I've tried not to change anything beyond the typography, but it's tricky to get perfect. It's on GitHub, so feel free to chip in.
edit: Found the original at http://hall.org.ua/halls/wizzard/pdf/vaughan.pratt.tdop.pdf and your repo at https://github.com/tdop/tdop.github.io. Am reading the paper now, it's not one that I'd read before so thanks for posting it, and will send a pull request with suggested fixes when I'm done.
If I'm not mistaken, this article describes the same thing, and it was far easier to read:
(My Pratt is smaller than my precedence-climbing here because I ended up actually using the latter, so it got some extras added.)
ps: while searching for Wlaschin talk I stumbled upon that https://www.google.com/search?q=monad+railway+equipment #rimshot
As well as his accompanying talk, titled Syntaxation: https://www.youtube.com/watch?v=9e_oEE72d3U (sadly, the recording has gaps and is generally horrible; as far as I know he gave the talk only once).
Crockford's talk led me to the original paper and together they really expanded my horizon on how to make maintainable parsing engines.

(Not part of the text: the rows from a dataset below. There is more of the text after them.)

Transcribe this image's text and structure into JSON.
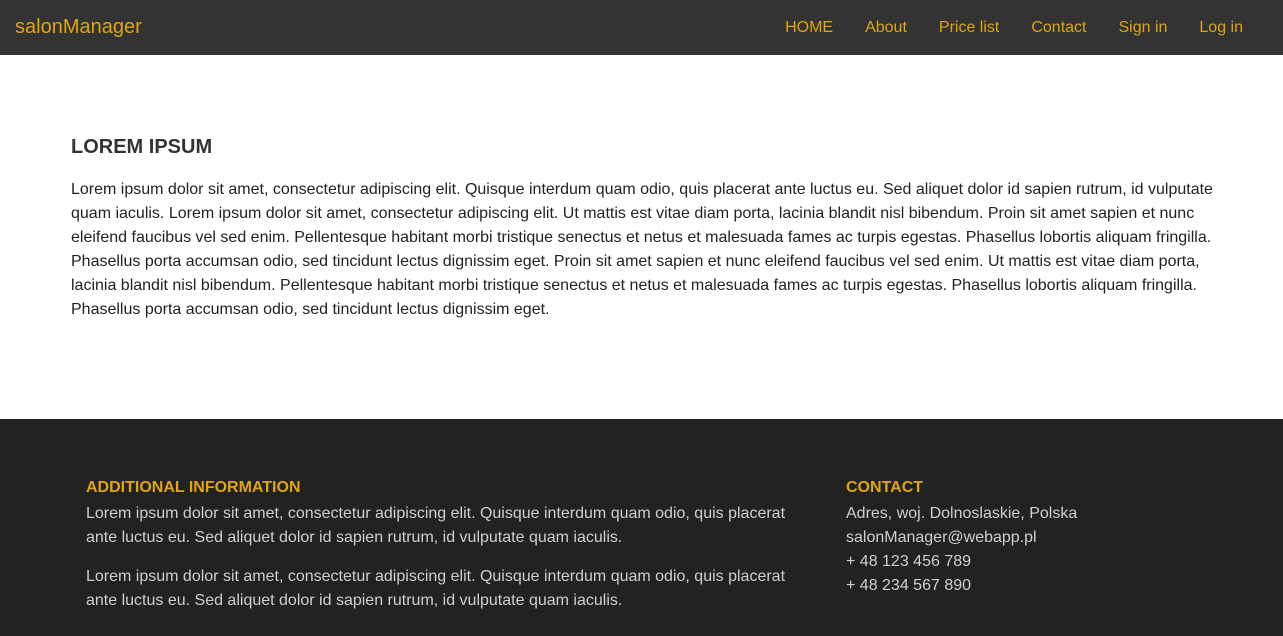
{
  "navbar": {
    "brand": "salonManager",
    "links": [
      {
        "label": "HOME"
      },
      {
        "label": "About"
      },
      {
        "label": "Price list"
      },
      {
        "label": "Contact"
      },
      {
        "label": "Sign in"
      },
      {
        "label": "Log in"
      }
    ]
  },
  "main": {
    "title": "LOREM IPSUM",
    "text": "Lorem ipsum dolor sit amet, consectetur adipiscing elit. Quisque interdum quam odio, quis placerat ante luctus eu. Sed aliquet dolor id sapien rutrum, id vulputate quam iaculis. Lorem ipsum dolor sit amet, consectetur adipiscing elit. Ut mattis est vitae diam porta, lacinia blandit nisl bibendum. Proin sit amet sapien et nunc eleifend faucibus vel sed enim. Pellentesque habitant morbi tristique senectus et netus et malesuada fames ac turpis egestas. Phasellus lobortis aliquam fringilla. Phasellus porta accumsan odio, sed tincidunt lectus dignissim eget. Proin sit amet sapien et nunc eleifend faucibus vel sed enim. Ut mattis est vitae diam porta, lacinia blandit nisl bibendum. Pellentesque habitant morbi tristique senectus et netus et malesuada fames ac turpis egestas. Phasellus lobortis aliquam fringilla. Phasellus porta accumsan odio, sed tincidunt lectus dignissim eget."
  },
  "footer": {
    "info": {
      "heading": "ADDITIONAL INFORMATION",
      "paragraphs": [
        "Lorem ipsum dolor sit amet, consectetur adipiscing elit. Quisque interdum quam odio, quis placerat ante luctus eu. Sed aliquet dolor id sapien rutrum, id vulputate quam iaculis.",
        "Lorem ipsum dolor sit amet, consectetur adipiscing elit. Quisque interdum quam odio, quis placerat ante luctus eu. Sed aliquet dolor id sapien rutrum, id vulputate quam iaculis."
      ]
    },
    "contact": {
      "heading": "CONTACT",
      "address": "Adres, woj. Dolnoslaskie, Polska",
      "email": "salonManager@webapp.pl",
      "phone1": "+ 48 123 456 789",
      "phone2": "+ 48 234 567 890"
    }
  },
  "colors": {
    "navbar_bg": "#333333",
    "footer_bg": "#222222",
    "accent": "#e0a50f"
  }
}
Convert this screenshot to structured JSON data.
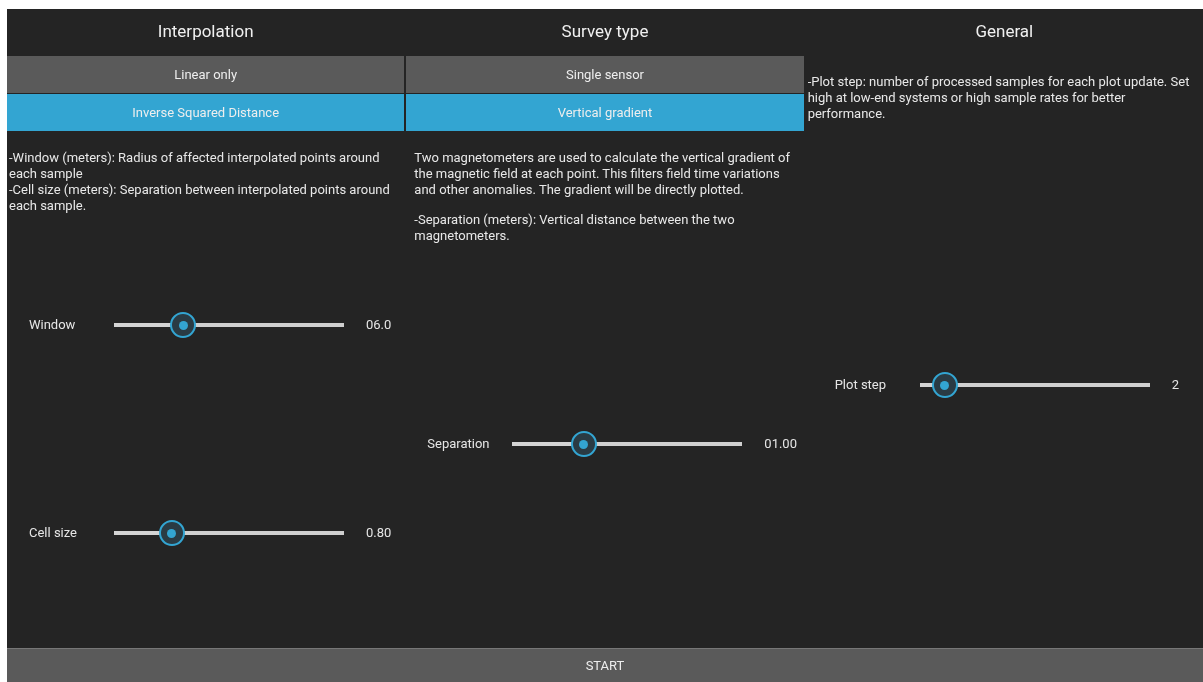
{
  "columns": [
    {
      "title": "Interpolation",
      "options": [
        {
          "label": "Linear only",
          "selected": false
        },
        {
          "label": "Inverse Squared Distance",
          "selected": true
        }
      ],
      "description": [
        "-Window (meters): Radius of affected interpolated points around each sample",
        "-Cell size (meters): Separation between interpolated points around each sample."
      ],
      "sliders": [
        {
          "label": "Window",
          "level": 0.3,
          "reading": "06.0"
        },
        {
          "label": "Cell size",
          "level": 0.25,
          "reading": "0.80"
        }
      ]
    },
    {
      "title": "Survey type",
      "options": [
        {
          "label": "Single sensor",
          "selected": false
        },
        {
          "label": "Vertical gradient",
          "selected": true
        }
      ],
      "description": [
        "Two magnetometers are used to calculate the vertical gradient of the magnetic field at each point. This filters field time variations and other anomalies. The gradient will be directly plotted.",
        "-Separation (meters): Vertical distance between the two magnetometers."
      ],
      "sliders": [
        {
          "label": "Separation",
          "level": 0.31,
          "reading": "01.00"
        }
      ]
    },
    {
      "title": "General",
      "description": [
        "-Plot step: number of processed samples for each plot update. Set high at low-end systems or high sample rates for better performance."
      ],
      "sliders": [
        {
          "label": "Plot step",
          "level": 0.11,
          "reading": "2"
        }
      ]
    }
  ],
  "start_button": {
    "label": "START"
  }
}
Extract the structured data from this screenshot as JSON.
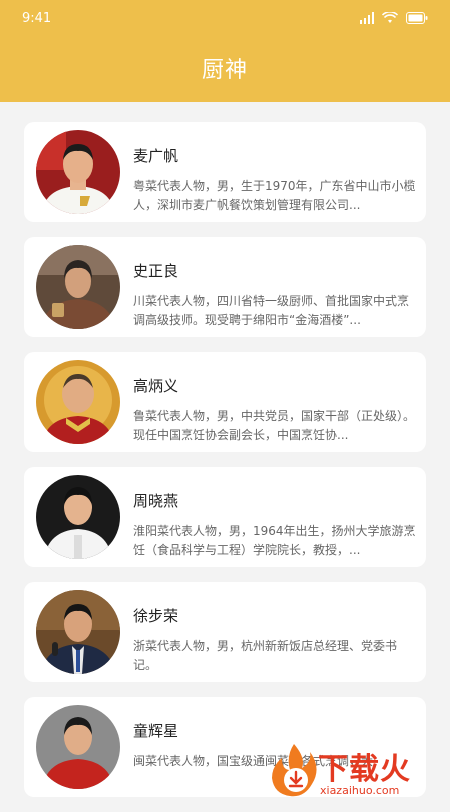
{
  "status": {
    "time": "9:41"
  },
  "header": {
    "title": "厨神"
  },
  "chefs": [
    {
      "name": "麦广帆",
      "description": "粤菜代表人物，男，生于1970年，广东省中山市小榄人，深圳市麦广帆餐饮策划管理有限公司..."
    },
    {
      "name": "史正良",
      "description": "川菜代表人物，四川省特一级厨师、首批国家中式烹调高级技师。现受聘于绵阳市“金海酒楼”..."
    },
    {
      "name": "高炳义",
      "description": "鲁菜代表人物，男，中共党员，国家干部（正处级）。现任中国烹饪协会副会长，中国烹饪协..."
    },
    {
      "name": "周晓燕",
      "description": "淮阳菜代表人物，男，1964年出生，扬州大学旅游烹饪（食品科学与工程）学院院长，教授，..."
    },
    {
      "name": "徐步荣",
      "description": "浙菜代表人物，男，杭州新新饭店总经理、党委书记。"
    },
    {
      "name": "童辉星",
      "description": "闽菜代表人物，国宝级通闽菜的各式烹调，大"
    }
  ],
  "watermark": {
    "text": "下载火",
    "sub": "xiazaihuo.com"
  },
  "colors": {
    "header": "#eebf4b",
    "background": "#f3f3f3",
    "watermark": "#e33a21"
  }
}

Thanks for putting in the effort and making it more accessible!
 There's a crowdfunding to help pay for some lambda talks, it was around 15k. I don't know the details though, if it's for many days in many rooms
To make the most of the capabilities of HTML, I would have made citations hoverable, so a tooltip can show the reference next to it without the need to go to the bottom.
Still never really felt like I deeply understood it. I think there was some intuitive leap I just wasn't making. A lot of it had to do with the choice of left/right binding powers, and loop that does the comparison and chooses whether to keep extending or to "dive down" into a new sub-tree.
Perhaps if there was a slightly different formulation, or something that was just a plain obvious description or methodology for getting the numbers right I would finally get it.
Even if you have alternatives, there are still situations in which you might want to use a Pratt parser. It's much easier to understand the internals of this kind of parser than understand the shift/reduce rules of an LL(k) grammar, and Pratt parsers have the nice property that you can easily modify them at runtime, making it easy to switch to alternate grammars in particular contexts—e.g., directly parsing SQL within particular delimiters is a pretty trivial task that is somewhat more difficult with a BNF-style grammar.
EDIT: Actually, a better final example would be user-defined operators with arbitrary precedence and branching. There is no way of expressing this directly in a BNF-style grammar, but it is trivial with a Pratt parser.